Three replica Ferraris were used in the 1986 teen comedy. Picture: SUPPLIED
Three replica Ferraris were used in the 1986 teen comedy. Picture: SUPPLIED

The Barrett-Jackson collector car auction company has sold the Ferrari used in Ferris Bueller’s Day Off for $396,000 (R5.7m).

Not bad for a fake Ferarri.

Yes, it’s a replica of the Ferrari 250 GT California — originals of which have been sold for much bigger money — but the movie provenance gives the car some value. There were actually three replicas of the car built for the 1986 teen comedy starring Matthew Broderick, one of which was famously trashed when it was sent flying through a second-story window.

 “Built by Modena Design & Development, this Spyder is one of three Modenas used for the filming of the iconic movie and will be offered at No Reserve,” the auction house said.

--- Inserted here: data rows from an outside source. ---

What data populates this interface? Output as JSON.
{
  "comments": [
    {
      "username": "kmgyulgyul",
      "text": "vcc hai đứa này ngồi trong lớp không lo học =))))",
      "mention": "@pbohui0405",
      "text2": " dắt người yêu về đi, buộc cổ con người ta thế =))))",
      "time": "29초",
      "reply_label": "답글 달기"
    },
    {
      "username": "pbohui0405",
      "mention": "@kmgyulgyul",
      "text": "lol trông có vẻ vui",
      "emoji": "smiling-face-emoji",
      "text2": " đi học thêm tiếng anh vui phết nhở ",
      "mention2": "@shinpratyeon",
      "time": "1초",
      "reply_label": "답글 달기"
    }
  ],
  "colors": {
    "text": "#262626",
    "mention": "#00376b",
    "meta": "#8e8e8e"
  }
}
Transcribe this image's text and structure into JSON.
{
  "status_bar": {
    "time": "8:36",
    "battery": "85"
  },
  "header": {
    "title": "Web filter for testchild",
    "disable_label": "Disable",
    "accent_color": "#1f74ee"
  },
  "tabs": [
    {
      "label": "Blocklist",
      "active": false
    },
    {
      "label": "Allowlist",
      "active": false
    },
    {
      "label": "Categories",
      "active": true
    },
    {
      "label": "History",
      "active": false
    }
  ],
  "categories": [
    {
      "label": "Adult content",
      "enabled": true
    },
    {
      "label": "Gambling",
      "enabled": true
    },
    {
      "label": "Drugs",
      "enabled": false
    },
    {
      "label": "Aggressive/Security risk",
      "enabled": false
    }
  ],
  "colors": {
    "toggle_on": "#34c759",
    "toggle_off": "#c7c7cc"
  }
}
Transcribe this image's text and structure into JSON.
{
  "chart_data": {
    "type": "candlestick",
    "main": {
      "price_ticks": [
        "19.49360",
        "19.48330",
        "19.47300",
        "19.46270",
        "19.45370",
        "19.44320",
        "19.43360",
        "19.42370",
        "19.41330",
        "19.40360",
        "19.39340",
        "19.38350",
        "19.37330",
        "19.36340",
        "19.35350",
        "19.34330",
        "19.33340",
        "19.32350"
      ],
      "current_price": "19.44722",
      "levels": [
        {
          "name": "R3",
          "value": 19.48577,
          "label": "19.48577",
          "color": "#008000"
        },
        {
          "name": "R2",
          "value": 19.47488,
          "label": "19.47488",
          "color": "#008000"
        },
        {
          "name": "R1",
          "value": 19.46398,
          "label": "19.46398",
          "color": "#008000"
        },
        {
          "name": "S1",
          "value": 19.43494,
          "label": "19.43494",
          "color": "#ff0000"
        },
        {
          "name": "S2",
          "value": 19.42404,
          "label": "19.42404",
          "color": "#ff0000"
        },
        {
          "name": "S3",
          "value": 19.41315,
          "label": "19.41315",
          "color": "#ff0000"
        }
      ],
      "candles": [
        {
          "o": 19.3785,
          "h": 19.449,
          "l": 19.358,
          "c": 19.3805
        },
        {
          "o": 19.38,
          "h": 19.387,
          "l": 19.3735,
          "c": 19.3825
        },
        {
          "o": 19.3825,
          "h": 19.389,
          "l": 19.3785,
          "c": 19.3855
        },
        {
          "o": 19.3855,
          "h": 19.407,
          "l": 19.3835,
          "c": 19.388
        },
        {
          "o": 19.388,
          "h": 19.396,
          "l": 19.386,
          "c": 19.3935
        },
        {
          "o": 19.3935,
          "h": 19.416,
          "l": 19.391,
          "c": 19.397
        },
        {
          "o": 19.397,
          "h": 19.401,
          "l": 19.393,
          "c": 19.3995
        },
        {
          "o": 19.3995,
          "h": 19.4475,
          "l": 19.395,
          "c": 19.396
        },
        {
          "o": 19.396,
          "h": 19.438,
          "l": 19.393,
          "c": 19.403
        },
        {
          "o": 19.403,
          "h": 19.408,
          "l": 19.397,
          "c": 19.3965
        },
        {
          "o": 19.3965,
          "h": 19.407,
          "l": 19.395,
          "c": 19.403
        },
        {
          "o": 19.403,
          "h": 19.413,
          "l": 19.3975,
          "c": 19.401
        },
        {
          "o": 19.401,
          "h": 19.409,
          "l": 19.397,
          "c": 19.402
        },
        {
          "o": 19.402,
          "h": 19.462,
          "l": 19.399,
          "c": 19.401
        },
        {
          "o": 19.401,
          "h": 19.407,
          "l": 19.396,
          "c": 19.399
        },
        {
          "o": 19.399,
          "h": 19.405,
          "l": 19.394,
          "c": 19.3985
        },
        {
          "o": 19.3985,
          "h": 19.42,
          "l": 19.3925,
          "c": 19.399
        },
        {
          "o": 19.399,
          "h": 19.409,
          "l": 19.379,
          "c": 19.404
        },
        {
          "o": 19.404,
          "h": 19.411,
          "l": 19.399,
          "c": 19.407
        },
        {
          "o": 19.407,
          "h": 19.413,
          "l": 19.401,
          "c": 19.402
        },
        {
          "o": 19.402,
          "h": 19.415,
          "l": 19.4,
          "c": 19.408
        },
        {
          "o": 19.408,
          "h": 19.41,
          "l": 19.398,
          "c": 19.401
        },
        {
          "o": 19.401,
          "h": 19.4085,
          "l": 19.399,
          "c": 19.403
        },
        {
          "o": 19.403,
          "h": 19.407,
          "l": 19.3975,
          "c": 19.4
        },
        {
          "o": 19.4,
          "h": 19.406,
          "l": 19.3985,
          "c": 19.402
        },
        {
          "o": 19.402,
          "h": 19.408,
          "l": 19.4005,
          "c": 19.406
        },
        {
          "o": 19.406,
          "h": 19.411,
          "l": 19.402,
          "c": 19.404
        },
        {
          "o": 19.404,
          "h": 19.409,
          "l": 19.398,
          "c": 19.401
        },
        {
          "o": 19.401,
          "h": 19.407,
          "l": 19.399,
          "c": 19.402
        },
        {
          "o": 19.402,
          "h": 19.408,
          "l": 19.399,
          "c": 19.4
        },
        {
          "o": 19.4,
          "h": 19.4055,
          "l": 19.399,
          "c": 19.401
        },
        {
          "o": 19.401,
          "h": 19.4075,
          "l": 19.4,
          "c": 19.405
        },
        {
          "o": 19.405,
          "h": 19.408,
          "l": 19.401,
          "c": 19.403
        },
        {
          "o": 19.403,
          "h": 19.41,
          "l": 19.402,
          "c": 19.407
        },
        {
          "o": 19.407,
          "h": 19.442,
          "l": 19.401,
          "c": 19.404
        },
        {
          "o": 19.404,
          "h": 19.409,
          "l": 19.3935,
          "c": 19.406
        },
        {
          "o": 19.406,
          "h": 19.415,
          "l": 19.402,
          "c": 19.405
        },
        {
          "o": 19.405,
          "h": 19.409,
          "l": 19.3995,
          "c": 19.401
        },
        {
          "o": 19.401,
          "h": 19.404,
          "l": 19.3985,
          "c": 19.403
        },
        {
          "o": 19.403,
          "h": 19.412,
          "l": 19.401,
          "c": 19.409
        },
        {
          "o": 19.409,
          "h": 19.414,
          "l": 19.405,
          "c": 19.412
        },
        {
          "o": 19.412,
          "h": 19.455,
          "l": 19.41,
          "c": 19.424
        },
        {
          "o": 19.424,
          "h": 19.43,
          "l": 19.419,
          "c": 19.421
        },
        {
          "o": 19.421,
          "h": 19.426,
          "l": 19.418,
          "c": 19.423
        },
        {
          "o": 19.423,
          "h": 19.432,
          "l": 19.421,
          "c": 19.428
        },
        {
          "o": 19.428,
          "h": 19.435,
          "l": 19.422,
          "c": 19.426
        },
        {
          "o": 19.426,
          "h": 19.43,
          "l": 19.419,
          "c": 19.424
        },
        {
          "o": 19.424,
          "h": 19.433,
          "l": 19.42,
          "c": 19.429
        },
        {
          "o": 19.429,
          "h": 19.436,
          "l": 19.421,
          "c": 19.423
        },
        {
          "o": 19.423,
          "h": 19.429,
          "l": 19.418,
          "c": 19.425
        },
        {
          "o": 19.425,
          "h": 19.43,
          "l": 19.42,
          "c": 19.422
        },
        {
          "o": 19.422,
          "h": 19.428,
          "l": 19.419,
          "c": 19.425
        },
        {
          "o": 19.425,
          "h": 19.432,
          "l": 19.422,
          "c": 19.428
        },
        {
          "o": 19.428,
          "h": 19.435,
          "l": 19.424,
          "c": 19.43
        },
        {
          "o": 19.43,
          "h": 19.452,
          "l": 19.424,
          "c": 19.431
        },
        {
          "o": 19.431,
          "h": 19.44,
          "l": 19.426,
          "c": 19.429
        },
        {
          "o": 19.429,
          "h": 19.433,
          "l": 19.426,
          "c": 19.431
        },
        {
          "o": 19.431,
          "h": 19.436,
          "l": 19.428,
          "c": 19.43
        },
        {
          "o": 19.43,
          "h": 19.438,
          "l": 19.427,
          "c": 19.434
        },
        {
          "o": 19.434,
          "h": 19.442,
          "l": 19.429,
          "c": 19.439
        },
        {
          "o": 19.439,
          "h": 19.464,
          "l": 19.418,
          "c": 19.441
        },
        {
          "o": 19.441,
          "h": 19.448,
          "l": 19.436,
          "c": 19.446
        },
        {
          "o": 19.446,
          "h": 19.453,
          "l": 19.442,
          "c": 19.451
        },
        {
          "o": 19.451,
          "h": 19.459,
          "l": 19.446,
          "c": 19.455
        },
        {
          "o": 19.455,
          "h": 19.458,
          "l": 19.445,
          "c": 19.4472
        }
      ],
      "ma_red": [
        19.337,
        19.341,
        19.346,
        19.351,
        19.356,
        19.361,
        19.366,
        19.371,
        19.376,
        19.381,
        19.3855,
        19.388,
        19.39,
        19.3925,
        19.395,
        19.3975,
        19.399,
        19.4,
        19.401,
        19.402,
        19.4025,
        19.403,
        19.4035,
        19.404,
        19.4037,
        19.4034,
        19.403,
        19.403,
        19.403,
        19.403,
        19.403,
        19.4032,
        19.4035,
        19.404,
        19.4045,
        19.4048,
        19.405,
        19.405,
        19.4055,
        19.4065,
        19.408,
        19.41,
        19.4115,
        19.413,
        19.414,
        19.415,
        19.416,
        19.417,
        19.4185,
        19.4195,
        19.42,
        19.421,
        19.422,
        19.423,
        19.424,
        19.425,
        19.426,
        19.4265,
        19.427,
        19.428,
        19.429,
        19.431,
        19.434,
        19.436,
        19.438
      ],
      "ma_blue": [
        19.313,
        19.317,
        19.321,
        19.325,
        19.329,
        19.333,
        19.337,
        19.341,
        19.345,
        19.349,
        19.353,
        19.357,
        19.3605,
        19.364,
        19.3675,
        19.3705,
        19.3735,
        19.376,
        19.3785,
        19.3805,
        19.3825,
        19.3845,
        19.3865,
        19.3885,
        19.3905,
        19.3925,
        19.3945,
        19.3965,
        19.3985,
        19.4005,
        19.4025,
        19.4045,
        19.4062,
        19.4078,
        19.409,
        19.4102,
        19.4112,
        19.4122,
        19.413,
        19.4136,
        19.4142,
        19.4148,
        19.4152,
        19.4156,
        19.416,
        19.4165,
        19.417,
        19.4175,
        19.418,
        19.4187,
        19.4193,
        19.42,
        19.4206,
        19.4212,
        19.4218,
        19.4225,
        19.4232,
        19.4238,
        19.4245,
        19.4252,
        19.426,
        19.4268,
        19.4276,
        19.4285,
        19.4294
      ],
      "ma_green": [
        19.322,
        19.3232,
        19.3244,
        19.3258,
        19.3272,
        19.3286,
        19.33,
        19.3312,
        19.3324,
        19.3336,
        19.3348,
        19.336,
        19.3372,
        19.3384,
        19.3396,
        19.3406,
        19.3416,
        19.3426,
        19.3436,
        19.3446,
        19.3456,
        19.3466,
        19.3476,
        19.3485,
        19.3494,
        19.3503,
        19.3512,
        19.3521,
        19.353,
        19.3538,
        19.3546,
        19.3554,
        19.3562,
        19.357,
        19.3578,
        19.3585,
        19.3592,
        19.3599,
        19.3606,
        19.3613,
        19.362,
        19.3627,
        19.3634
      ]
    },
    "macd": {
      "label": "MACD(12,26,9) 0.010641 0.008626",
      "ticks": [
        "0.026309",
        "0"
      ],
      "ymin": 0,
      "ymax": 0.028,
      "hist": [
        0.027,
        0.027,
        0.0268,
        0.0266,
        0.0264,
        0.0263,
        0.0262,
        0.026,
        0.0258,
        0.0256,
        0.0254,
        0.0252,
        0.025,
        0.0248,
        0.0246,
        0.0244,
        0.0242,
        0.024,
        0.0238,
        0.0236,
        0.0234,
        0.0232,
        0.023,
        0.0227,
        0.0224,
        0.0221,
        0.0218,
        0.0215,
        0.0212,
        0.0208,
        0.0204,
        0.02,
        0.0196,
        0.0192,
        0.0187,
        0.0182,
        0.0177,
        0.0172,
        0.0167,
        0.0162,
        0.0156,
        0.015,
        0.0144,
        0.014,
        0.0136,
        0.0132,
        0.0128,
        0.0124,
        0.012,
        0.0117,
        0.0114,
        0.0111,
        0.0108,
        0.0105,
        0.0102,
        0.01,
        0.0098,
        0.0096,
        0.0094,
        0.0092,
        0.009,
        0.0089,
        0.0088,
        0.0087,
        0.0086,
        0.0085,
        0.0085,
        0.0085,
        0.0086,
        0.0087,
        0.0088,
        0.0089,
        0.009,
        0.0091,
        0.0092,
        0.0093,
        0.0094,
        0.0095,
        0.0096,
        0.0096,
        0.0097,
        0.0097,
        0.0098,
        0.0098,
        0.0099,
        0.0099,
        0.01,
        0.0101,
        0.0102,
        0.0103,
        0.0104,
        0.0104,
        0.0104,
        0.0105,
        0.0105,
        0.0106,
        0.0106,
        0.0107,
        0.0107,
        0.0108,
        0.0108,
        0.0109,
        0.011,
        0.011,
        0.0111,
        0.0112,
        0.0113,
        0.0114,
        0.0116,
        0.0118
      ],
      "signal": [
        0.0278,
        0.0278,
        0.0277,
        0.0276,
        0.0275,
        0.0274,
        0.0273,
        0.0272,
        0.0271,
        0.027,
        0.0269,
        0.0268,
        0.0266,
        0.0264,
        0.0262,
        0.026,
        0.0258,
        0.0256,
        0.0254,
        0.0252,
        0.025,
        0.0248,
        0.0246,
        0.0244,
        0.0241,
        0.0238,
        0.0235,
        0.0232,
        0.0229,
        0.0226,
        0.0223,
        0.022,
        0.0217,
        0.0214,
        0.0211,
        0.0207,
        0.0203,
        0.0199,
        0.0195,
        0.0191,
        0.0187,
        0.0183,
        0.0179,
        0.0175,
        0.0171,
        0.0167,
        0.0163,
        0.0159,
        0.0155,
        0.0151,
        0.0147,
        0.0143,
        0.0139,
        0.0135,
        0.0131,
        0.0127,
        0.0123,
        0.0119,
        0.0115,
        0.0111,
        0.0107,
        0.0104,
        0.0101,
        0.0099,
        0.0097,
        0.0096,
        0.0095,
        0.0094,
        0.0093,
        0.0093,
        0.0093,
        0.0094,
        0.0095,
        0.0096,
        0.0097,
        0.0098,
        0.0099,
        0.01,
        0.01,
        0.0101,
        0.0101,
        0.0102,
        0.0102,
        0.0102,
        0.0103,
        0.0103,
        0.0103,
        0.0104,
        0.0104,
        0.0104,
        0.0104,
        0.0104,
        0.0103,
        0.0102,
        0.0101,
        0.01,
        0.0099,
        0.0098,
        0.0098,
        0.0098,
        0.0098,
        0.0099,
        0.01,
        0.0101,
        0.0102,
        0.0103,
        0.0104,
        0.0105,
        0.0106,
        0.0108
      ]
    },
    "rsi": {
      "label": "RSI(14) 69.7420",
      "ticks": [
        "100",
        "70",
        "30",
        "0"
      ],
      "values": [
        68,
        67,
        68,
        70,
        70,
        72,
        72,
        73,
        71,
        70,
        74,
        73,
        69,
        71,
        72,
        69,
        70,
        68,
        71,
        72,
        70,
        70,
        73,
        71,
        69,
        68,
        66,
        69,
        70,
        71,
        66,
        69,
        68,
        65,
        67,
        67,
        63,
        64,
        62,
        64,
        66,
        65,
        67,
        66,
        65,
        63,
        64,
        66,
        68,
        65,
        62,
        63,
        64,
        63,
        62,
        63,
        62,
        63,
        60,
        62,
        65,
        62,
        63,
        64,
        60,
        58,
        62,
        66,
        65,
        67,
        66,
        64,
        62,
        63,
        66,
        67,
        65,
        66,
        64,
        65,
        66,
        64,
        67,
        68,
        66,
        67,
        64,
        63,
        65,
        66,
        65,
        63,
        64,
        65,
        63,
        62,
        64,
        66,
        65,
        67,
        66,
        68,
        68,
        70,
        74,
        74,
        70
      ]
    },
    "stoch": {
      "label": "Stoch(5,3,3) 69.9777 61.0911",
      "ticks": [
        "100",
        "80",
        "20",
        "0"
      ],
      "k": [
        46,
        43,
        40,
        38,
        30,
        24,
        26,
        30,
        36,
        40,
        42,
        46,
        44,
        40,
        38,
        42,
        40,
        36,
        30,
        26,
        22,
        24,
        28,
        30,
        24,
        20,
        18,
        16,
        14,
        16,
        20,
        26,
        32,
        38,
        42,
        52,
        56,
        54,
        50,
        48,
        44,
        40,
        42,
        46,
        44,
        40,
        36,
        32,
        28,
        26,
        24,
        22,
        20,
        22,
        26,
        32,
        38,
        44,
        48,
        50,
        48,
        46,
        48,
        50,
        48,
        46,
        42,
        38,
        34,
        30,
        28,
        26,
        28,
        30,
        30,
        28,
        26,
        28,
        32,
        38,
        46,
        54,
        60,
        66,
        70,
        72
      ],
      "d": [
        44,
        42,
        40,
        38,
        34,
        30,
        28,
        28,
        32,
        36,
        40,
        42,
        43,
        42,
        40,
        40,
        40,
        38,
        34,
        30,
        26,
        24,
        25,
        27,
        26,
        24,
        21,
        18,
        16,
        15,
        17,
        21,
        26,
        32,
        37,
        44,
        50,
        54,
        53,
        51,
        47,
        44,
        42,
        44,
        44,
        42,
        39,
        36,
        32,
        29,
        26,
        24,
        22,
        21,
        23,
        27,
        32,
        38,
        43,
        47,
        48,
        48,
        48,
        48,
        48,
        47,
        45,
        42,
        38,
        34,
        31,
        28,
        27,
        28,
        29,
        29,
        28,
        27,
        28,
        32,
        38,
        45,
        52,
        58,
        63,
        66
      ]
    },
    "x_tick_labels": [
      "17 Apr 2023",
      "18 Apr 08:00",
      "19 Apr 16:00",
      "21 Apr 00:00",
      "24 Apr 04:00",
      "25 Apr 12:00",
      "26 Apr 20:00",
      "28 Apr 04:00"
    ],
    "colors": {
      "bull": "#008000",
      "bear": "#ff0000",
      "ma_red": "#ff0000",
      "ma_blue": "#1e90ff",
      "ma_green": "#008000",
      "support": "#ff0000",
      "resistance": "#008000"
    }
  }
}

“The cult classic film Ferris Bueller’s Day Off made this Modena an instant classic among collectors and movie fans,” company chairman Craig Jackson was quoted in the announcement. “This was the first of the three Spyders sold to Paramount and when you see it in person, I’m confident it will bring back great memories of this iconic film.”

Barrett-Jackson said the car recently was restored by Neil Glassmoyer, one of the founders of Modena Design.

The car has a carburetted 7.0l V8 engine, tan leather interior with GPS speedometer and Retrosound radio with Bluetooth, and a pair of Blaupunkt amplifiers in the trunk to power 14 hidden speakers.

The car’s next owner also receives movie memorabilia, build photos, a 1/24-scale die-cast model and a Hot Wheels version as well as a certificate of authenticity from Modena Design & Development.

Another famous movie car to be snapped up recently was the 1968 Ford Mustang GT that Steve McQueen drove in Bullitt, which sold for a cool R53m earlier this month — it’s the highest auction price yet achieved by an American muscle car.


Stroll sets sights on Aston Martin

Aston Martin may go to Canadian instead of Chinese ownership. Picture: REUTERS
Aston Martin may go to Canadian instead of Chinese ownership. Picture: REUTERS

Canadian billionaire Lawrence Stroll is emerging as the front-runner to buy a stake in luxury carmaker Aston Martin Lagonda as interest from a rival Chinese investor wanes, people with knowledge of the matter told Bloomberg.

Chinese tycoon Li Shufu’s Zhejiang Geely Holding Group is cooling on the idea of a deal with Aston Martin, the people said. Aston Martin could decide on its plan of action as early as this month, they said.

Stroll has been discussing a potential investment of about $261m (R3.8bn) in the British automobile manufacturer. Aston Martin spoke to several investors about a potential capital increase as it makes a final effort to bring in fresh funding.

No final agreements have been reached, and the manufacturer could fail to reach an agreement or decide against bringing in new investors, the people said. Representatives for Aston Martin and Geely declined to comment, while a representative for Stroll couldn’t immediately be reached for comment.


Parkupp helps generate extra income from unused parking bays

ParkUpp is helping residents and property owners to make some extra cash from their unused parking bays. Picture: REUTERS
ParkUpp is helping residents and property owners to make some extra cash from their unused parking bays. Picture: REUTERS

ParkUpp is helping residents and property owners to make some extra cash from their unused parking.

The service has more than 4,500 listings on its platform, predominantly in Johannesburg and Cape Town. They include The Union Castle building owned by Izandla Properties, Design Quarter on William Nicol Drive, along with other commercial and residential parking facilities.

Founder Palesa Moloi says the platform creates extra income from empty parking spaces, and also decreases drivers’ anxiety of parking in unsafe spaces and also saves them a buck.

In the Cape Town CBD, with more than 45% cars parked on-street: paying an average of R18/hour, amounting to R2,880 a month, ParkUpp users are able to save up to 50% by renting out a parking for R1,500.

ParkUpp co-founder Michael Savvides says homeowners or businesses often get frustrated when they find someone illegally parked in their bay. “Instead of being frustrated, list your parking during the times it is unused for people to park in your space legally. No one really wants to knock on someone’s door to ask for parking so our platform is removing that uncomfortable feeling.

“We create trust between owners and drivers through our vetting processes. We save drivers 50% on parking costs and generate extra income for the owners and we also provide access to spaces that were previously inaccessible,” he explains.

More information on www.parkupp.co.za.